Facebook is raising the wages of contractors in some areas and adding benefits for those doing certain jobs, as it and other tech companies face questions over how such workers are treated.
In a blog post on Monday, Facebook said it will require that partner companies pay these workers a “wage that’s more reflective of local costs of living.”
In the San Francisco Bay Area, New York City and Washington, DC, contractors will receive a minimum wage of $20 an hour. In Seattle, they’ll receive at least $18 an hour.
Facebook has required that contractors be paid a $15 minimum wage since 2015, but according to the post, realized that wasn’t enough in some areas of the United States.
The affected workers are employed by outside vendors and work either part or full-time. They work for Facebook in areas such as content review, security, food services and transportation.
The changes will take effect by mid-2020 in the US. Facebook will work to extend these standards to other countries, the blog post said.
The change in Facebook’s treatment of contractors comes as the tech industry faces pressure to improve conditions for these types of workers.

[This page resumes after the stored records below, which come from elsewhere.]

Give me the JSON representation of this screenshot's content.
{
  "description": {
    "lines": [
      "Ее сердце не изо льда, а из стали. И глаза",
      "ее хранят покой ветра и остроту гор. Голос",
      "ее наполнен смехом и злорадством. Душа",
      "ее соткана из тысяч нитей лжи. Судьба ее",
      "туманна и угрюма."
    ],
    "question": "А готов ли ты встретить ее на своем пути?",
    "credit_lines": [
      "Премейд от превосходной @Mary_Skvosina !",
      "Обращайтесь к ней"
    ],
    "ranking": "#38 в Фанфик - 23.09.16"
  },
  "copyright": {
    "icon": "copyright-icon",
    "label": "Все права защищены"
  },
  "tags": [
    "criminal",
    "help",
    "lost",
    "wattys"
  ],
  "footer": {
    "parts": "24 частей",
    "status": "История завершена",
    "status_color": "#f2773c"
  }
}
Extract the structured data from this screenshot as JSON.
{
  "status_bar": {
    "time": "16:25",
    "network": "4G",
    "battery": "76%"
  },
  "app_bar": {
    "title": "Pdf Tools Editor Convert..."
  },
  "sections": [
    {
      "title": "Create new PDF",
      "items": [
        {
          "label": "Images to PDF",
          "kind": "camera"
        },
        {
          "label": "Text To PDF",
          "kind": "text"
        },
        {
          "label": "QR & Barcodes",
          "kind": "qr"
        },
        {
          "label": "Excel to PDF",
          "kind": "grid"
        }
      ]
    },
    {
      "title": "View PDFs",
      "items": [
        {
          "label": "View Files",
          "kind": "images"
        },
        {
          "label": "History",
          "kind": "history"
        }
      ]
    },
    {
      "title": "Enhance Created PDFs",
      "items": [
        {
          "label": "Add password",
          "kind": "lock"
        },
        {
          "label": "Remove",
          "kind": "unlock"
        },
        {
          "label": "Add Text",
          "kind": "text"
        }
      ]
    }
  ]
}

Silicon Valley companies have resisted making them full time employees, as they ultimately hope to replace them with artificial intelligence and other automation technology.
Facebook has added thousands of content reviewers to its workforce to fight the spread of misinformation as well as violent and extremist content. (It recently reported having 15,000 workers doing content moderation, nearly double what it had in April 2018.) At the same time, it’s faced criticism for the treatment of these workers and their working conditions.
Contractors who review content on Facebook will get further benefits. They’ll receive a higher base wage, additional benefits and more supportive programs in light of the type of work they’re doing. These changes will include giving reviewers more control over the content they’re seeing and on-site counseling during all hours of operation.
Facebook is also working to implement requirements like no sub-contracting, overtime pay and premiums for nightshifts and weekends and healthcare that meets that standards of the Affordable Care Act.
It will also start a bi-annual audit and compliance program for content review teams and launch a whistleblower hotline for contractors.
In April, Google announced that it would require that temporary and contracted workers receive full benefits from companies it works with in the coming years. The move came after months of protests from Google’s “shadow workforce” of temporary workers, vendors and contractors who said they were treated unfairly.